We Welcome Our New Overlords From Asia

by Rob Cornelius from The State Journal (US: West Virginia)

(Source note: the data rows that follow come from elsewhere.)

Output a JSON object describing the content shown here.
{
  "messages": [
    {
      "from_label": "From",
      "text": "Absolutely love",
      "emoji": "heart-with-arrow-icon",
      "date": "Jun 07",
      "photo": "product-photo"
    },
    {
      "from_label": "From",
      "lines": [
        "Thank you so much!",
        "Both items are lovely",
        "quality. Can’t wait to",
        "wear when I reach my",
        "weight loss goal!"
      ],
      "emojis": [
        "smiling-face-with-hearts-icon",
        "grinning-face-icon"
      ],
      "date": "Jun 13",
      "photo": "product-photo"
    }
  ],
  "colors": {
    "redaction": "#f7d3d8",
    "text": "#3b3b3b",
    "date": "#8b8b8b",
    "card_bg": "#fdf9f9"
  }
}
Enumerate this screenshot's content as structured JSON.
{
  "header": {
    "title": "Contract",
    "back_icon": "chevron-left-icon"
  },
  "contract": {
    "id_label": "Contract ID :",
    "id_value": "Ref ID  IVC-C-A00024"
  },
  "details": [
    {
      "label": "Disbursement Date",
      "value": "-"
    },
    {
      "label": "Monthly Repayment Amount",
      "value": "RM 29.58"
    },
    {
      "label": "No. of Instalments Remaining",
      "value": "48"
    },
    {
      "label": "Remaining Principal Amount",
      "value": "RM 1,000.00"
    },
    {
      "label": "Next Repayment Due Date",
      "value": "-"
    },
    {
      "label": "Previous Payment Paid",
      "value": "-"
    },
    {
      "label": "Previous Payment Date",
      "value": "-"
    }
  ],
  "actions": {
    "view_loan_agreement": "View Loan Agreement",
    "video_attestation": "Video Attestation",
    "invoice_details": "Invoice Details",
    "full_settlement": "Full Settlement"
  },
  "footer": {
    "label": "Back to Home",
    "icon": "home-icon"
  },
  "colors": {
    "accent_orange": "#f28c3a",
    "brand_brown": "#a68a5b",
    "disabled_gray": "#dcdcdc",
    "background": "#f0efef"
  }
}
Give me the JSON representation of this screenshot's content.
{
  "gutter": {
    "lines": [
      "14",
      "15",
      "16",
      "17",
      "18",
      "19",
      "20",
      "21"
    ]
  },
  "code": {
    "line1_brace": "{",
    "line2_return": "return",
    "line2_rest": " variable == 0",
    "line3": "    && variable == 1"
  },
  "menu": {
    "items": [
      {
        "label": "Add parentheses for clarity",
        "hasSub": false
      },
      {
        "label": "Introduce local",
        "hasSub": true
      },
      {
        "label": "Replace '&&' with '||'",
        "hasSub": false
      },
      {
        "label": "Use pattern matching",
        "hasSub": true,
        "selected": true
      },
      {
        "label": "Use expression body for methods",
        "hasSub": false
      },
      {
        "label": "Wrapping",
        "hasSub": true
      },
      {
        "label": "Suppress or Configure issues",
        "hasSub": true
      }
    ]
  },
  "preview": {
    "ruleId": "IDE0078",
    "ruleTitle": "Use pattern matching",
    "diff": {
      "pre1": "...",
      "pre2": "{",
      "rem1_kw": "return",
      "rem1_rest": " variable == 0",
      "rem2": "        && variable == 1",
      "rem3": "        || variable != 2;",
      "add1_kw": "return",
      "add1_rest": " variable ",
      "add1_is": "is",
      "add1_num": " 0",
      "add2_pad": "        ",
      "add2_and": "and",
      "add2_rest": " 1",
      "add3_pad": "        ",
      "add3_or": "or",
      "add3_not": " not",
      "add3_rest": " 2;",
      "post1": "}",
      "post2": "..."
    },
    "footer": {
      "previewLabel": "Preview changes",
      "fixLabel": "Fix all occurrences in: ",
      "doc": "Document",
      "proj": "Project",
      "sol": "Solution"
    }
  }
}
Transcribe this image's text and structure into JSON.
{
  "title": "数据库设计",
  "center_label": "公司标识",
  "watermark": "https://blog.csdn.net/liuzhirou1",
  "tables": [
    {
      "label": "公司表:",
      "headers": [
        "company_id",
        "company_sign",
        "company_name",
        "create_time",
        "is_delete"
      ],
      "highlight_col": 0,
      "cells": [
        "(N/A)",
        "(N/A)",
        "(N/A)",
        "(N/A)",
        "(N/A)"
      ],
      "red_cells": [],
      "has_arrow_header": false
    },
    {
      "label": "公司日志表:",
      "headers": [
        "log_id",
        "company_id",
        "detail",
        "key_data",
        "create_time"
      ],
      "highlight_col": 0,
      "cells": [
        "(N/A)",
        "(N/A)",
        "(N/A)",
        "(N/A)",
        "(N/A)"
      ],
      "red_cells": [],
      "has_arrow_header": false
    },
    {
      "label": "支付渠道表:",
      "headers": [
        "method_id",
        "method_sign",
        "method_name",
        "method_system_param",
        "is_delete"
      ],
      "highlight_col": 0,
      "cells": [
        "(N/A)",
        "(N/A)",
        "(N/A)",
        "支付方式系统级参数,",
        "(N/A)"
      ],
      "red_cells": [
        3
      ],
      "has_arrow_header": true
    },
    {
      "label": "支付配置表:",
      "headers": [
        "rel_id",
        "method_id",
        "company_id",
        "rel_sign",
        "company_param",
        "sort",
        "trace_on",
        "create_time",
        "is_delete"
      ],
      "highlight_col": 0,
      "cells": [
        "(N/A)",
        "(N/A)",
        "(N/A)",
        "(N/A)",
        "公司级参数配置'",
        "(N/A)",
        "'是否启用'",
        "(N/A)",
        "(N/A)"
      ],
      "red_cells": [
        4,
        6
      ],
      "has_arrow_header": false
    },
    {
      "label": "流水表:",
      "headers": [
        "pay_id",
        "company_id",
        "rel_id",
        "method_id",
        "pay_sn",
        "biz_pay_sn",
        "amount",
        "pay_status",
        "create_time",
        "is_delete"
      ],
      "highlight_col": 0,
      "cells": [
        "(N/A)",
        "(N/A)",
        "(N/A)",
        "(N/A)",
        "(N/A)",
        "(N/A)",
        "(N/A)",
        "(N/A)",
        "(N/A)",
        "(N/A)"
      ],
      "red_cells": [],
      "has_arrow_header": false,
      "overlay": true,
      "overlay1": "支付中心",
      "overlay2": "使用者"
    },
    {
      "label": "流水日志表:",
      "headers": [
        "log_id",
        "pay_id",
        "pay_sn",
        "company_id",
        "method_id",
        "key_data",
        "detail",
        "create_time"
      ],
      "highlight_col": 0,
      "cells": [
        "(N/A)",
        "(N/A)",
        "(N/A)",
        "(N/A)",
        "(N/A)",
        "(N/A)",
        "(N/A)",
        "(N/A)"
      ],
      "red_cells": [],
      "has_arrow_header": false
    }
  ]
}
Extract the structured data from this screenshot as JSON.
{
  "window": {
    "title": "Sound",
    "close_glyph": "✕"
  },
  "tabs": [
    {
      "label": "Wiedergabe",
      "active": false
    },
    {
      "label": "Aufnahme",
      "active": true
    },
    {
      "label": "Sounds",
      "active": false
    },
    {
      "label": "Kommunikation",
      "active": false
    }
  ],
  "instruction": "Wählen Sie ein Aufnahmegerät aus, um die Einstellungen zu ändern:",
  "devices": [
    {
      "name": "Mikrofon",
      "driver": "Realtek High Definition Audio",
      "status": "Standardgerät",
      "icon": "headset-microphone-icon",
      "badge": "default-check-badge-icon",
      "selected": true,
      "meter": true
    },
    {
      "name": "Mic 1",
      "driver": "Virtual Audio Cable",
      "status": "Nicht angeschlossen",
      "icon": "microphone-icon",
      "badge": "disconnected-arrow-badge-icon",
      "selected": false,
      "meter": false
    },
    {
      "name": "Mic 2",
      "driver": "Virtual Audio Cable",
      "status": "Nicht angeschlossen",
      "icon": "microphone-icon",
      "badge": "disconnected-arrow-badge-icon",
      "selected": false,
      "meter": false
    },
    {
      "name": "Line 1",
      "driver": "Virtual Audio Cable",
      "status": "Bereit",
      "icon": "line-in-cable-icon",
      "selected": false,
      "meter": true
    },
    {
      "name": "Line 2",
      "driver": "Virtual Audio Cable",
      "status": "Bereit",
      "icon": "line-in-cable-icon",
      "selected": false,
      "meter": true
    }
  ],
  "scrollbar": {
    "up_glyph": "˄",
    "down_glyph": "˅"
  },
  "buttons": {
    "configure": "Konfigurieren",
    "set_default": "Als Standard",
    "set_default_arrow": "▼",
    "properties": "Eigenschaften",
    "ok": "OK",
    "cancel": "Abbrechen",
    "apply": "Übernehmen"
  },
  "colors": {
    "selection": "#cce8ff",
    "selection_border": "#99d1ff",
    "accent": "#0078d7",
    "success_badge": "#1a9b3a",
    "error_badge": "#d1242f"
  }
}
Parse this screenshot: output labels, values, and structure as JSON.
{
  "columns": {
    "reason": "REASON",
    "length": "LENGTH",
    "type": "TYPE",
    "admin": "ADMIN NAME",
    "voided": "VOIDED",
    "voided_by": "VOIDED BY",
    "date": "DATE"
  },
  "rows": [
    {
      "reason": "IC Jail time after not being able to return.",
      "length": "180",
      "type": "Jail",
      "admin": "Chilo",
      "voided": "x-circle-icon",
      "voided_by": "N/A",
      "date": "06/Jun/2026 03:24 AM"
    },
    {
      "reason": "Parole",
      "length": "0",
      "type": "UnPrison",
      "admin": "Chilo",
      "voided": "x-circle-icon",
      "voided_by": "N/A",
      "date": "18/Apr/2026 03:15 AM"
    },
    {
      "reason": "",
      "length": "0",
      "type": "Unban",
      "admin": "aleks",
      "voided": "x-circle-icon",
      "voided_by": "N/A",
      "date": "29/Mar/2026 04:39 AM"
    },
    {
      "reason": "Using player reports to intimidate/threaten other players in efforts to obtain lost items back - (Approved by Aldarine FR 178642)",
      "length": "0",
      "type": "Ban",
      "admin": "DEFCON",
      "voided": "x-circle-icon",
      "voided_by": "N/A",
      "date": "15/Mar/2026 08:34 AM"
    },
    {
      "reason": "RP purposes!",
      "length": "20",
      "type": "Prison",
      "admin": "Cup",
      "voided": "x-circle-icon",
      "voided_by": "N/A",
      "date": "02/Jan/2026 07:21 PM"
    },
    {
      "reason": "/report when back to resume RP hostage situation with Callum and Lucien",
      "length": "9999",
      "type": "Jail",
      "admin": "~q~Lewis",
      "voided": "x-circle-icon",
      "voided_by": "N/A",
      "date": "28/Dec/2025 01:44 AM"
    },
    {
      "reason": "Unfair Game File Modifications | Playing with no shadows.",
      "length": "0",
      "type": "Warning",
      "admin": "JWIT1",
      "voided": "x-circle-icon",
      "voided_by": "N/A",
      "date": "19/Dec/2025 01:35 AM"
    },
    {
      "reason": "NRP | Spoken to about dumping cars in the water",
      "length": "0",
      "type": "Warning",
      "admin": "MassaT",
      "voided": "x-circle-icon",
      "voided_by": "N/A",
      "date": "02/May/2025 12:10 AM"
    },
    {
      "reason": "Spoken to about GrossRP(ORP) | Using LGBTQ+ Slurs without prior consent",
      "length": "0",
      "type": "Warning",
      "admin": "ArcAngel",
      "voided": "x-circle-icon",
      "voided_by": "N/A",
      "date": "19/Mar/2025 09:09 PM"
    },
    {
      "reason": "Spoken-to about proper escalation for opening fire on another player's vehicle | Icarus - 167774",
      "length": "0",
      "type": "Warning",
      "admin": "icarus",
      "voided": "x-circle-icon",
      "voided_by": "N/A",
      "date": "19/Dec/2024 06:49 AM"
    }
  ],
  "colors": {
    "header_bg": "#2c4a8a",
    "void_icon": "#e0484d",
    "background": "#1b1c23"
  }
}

The next few decades will be about what folks are calling resource nationalism ... the sort of issues that used to result in an occasional war. As much coal for steel as West Virginia sells to Asia, what's to keep a big foreign government from throwing down a paltry few billion dollars to snap up Consol (CNX) or the newly formed Patriot Coal (PCX). In the long term, even the most expensive to operate union mines in Appalachia will seem like a bargain to someone whose national energy need is great enough. Understand that the biggest oil and energy companies on Earth aren't really Exxon (XOM) or Marathon (MRO), but state owned and run entities like Saudi Aramco, PetroChina (PTR) and Russia's Gazprom (OGZPF). They aren't necessarily as concerned about short-term profit as long-term economic development and nation-building of their own. America is more concerned about taxing big oil, while other governments are doing their best to acquire it and subsidize the costs for their own citizens ... It's already being done in small doses. The Chinese and Saudis have bought into western Canadian energy companies like Husky and would love to lock up a long term spot in the oil sands there. It was thought last week the Chinese might make a run at Rio Tinto (RTP), one of the largest iron and aluminum producers in the world and the second biggest miner of western coal in the U.S.

Citi of Arabia

from The Wall Street Journal (US: New York)

No one should be under any illusions that Abu Dhabi's $7.5 billion investment in Citigroup is a normal commercial transaction. It comes from a sovereign wealth fund controlled by a foreign government, which has political as much as business interests; from an Arab government that has a troubling history with American banking laws; and it offers a Middle Eastern entree into the U.S. financial system that since 9/11 plays a pivotal role in the war on terror ... Everyone should also admit that this investment means that Arab interests will now have inordinate sway over America's largest bank. Abu Dhabi's 4.9% stake combined with the 3.9% stake of Saudi Prince Alwaleed bin Talal makes them the bank's dominant shareholders, and who knows how many other smaller holdings are in Middle Eastern hands. The small Gulf states may be governed separately from Saudi Arabia, but they are closely linked by geography, family ties, and national interests. For purposes of political influence, they often behave as part of the same tribe.